*** AVAILABLE RECORDS ***
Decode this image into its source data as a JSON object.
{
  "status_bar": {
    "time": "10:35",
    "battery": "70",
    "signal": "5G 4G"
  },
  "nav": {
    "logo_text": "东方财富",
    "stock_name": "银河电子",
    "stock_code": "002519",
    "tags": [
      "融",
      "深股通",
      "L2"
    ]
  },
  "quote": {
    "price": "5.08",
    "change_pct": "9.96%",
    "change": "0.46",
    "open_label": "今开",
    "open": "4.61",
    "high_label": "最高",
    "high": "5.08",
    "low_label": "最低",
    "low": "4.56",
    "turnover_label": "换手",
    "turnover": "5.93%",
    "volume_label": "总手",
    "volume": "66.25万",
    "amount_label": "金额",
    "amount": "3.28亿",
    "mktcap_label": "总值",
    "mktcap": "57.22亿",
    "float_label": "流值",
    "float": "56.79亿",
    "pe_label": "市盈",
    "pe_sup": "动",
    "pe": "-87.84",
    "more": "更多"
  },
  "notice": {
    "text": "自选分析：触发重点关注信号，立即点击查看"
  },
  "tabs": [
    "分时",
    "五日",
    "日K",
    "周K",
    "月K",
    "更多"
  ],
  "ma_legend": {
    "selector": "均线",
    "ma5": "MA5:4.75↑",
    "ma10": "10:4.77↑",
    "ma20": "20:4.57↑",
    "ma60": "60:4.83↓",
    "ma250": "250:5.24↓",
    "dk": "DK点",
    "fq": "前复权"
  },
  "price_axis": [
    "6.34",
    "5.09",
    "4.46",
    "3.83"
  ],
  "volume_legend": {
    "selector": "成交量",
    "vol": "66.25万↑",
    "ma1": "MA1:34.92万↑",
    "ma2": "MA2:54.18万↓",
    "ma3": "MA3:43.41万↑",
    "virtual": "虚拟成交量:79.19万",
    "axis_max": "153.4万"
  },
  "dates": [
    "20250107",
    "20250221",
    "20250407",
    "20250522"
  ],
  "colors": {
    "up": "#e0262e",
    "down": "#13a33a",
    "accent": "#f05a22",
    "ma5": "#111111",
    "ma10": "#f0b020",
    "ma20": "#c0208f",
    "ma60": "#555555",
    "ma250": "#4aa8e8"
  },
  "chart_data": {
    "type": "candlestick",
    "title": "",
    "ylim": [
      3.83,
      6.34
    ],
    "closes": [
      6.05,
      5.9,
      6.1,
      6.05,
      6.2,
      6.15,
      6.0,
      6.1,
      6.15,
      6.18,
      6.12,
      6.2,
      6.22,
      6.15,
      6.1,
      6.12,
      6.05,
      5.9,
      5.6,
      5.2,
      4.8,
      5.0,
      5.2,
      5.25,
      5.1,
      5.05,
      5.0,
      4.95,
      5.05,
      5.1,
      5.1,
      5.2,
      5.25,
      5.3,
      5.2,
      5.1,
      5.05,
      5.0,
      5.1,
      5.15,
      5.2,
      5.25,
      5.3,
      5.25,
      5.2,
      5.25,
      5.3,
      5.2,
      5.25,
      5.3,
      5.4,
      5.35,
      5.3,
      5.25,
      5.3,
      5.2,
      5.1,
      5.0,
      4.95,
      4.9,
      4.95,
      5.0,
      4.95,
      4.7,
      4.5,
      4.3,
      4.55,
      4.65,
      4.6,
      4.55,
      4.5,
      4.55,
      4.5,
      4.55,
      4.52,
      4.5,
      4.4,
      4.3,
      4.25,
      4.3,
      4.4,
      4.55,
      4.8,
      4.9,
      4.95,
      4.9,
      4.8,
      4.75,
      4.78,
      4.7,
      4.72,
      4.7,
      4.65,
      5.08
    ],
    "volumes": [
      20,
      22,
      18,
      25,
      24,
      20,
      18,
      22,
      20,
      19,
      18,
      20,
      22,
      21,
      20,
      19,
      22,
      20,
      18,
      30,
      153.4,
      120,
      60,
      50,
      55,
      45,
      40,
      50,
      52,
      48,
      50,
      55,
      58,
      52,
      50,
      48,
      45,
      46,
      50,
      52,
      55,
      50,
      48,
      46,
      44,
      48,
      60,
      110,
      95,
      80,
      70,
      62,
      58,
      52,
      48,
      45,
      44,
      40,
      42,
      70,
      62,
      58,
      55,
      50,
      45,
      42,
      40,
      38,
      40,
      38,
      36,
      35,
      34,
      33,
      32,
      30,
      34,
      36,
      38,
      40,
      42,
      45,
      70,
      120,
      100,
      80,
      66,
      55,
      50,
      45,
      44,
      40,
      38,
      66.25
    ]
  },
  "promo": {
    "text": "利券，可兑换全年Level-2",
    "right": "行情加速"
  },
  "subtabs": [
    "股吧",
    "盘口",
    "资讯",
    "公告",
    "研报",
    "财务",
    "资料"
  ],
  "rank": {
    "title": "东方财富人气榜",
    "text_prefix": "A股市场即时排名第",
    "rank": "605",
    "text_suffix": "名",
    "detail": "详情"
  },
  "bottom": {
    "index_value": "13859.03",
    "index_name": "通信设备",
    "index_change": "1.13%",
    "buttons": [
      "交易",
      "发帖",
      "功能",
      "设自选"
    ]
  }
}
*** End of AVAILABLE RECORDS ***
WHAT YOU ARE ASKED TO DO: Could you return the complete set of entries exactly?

ANSWER:
Decode this image into its source data as a JSON object.
{
  "status_bar": {
    "time": "10:35",
    "battery": "70",
    "signal": "5G 4G"
  },
  "nav": {
    "logo_text": "东方财富",
    "stock_name": "银河电子",
    "stock_code": "002519",
    "tags": [
      "融",
      "深股通",
      "L2"
    ]
  },
  "quote": {
    "price": "5.08",
    "change_pct": "9.96%",
    "change": "0.46",
    "open_label": "今开",
    "open": "4.61",
    "high_label": "最高",
    "high": "5.08",
    "low_label": "最低",
    "low": "4.56",
    "turnover_label": "换手",
    "turnover": "5.93%",
    "volume_label": "总手",
    "volume": "66.25万",
    "amount_label": "金额",
    "amount": "3.28亿",
    "mktcap_label": "总值",
    "mktcap": "57.22亿",
    "float_label": "流值",
    "float": "56.79亿",
    "pe_label": "市盈",
    "pe_sup": "动",
    "pe": "-87.84",
    "more": "更多"
  },
  "notice": {
    "text": "自选分析：触发重点关注信号，立即点击查看"
  },
  "tabs": [
    "分时",
    "五日",
    "日K",
    "周K",
    "月K",
    "更多"
  ],
  "ma_legend": {
    "selector": "均线",
    "ma5": "MA5:4.75↑",
    "ma10": "10:4.77↑",
    "ma20": "20:4.57↑",
    "ma60": "60:4.83↓",
    "ma250": "250:5.24↓",
    "dk": "DK点",
    "fq": "前复权"
  },
  "price_axis": [
    "6.34",
    "5.09",
    "4.46",
    "3.83"
  ],
  "volume_legend": {
    "selector": "成交量",
    "vol": "66.25万↑",
    "ma1": "MA1:34.92万↑",
    "ma2": "MA2:54.18万↓",
    "ma3": "MA3:43.41万↑",
    "virtual": "虚拟成交量:79.19万",
    "axis_max": "153.4万"
  },
  "dates": [
    "20250107",
    "20250221",
    "20250407",
    "20250522"
  ],
  "colors": {
    "up": "#e0262e",
    "down": "#13a33a",
    "accent": "#f05a22",
    "ma5": "#111111",
    "ma10": "#f0b020",
    "ma20": "#c0208f",
    "ma60": "#555555",
    "ma250": "#4aa8e8"
  },
  "chart_data": {
    "type": "candlestick",
    "title": "",
    "ylim": [
      3.83,
      6.34
    ],
    "closes": [
      6.05,
      5.9,
      6.1,
      6.05,
      6.2,
      6.15,
      6.0,
      6.1,
      6.15,
      6.18,
      6.12,
      6.2,
      6.22,
      6.15,
      6.1,
      6.12,
      6.05,
      5.9,
      5.6,
      5.2,
      4.8,
      5.0,
      5.2,
      5.25,
      5.1,
      5.05,
      5.0,
      4.95,
      5.05,
      5.1,
      5.1,
      5.2,
      5.25,
      5.3,
      5.2,
      5.1,
      5.05,
      5.0,
      5.1,
      5.15,
      5.2,
      5.25,
      5.3,
      5.25,
      5.2,
      5.25,
      5.3,
      5.2,
      5.25,
      5.3,
      5.4,
      5.35,
      5.3,
      5.25,
      5.3,
      5.2,
      5.1,
      5.0,
      4.95,
      4.9,
      4.95,
      5.0,
      4.95,
      4.7,
      4.5,
      4.3,
      4.55,
      4.65,
      4.6,
      4.55,
      4.5,
      4.55,
      4.5,
      4.55,
      4.52,
      4.5,
      4.4,
      4.3,
      4.25,
      4.3,
      4.4,
      4.55,
      4.8,
      4.9,
      4.95,
      4.9,
      4.8,
      4.75,
      4.78,
      4.7,
      4.72,
      4.7,
      4.65,
      5.08
    ],
    "volumes": [
      20,
      22,
      18,
      25,
      24,
      20,
      18,
      22,
      20,
      19,
      18,
      20,
      22,
      21,
      20,
      19,
      22,
      20,
      18,
      30,
      153.4,
      120,
      60,
      50,
      55,
      45,
      40,
      50,
      52,
      48,
      50,
      55,
      58,
      52,
      50,
      48,
      45,
      46,
      50,
      52,
      55,
      50,
      48,
      46,
      44,
      48,
      60,
      110,
      95,
      80,
      70,
      62,
      58,
      52,
      48,
      45,
      44,
      40,
      42,
      70,
      62,
      58,
      55,
      50,
      45,
      42,
      40,
      38,
      40,
      38,
      36,
      35,
      34,
      33,
      32,
      30,
      34,
      36,
      38,
      40,
      42,
      45,
      70,
      120,
      100,
      80,
      66,
      55,
      50,
      45,
      44,
      40,
      38,
      66.25
    ]
  },
  "promo": {
    "text": "利券，可兑换全年Level-2",
    "right": "行情加速"
  },
  "subtabs": [
    "股吧",
    "盘口",
    "资讯",
    "公告",
    "研报",
    "财务",
    "资料"
  ],
  "rank": {
    "title": "东方财富人气榜",
    "text_prefix": "A股市场即时排名第",
    "rank": "605",
    "text_suffix": "名",
    "detail": "详情"
  },
  "bottom": {
    "index_value": "13859.03",
    "index_name": "通信设备",
    "index_change": "1.13%",
    "buttons": [
      "交易",
      "发帖",
      "功能",
      "设自选"
    ]
  }
}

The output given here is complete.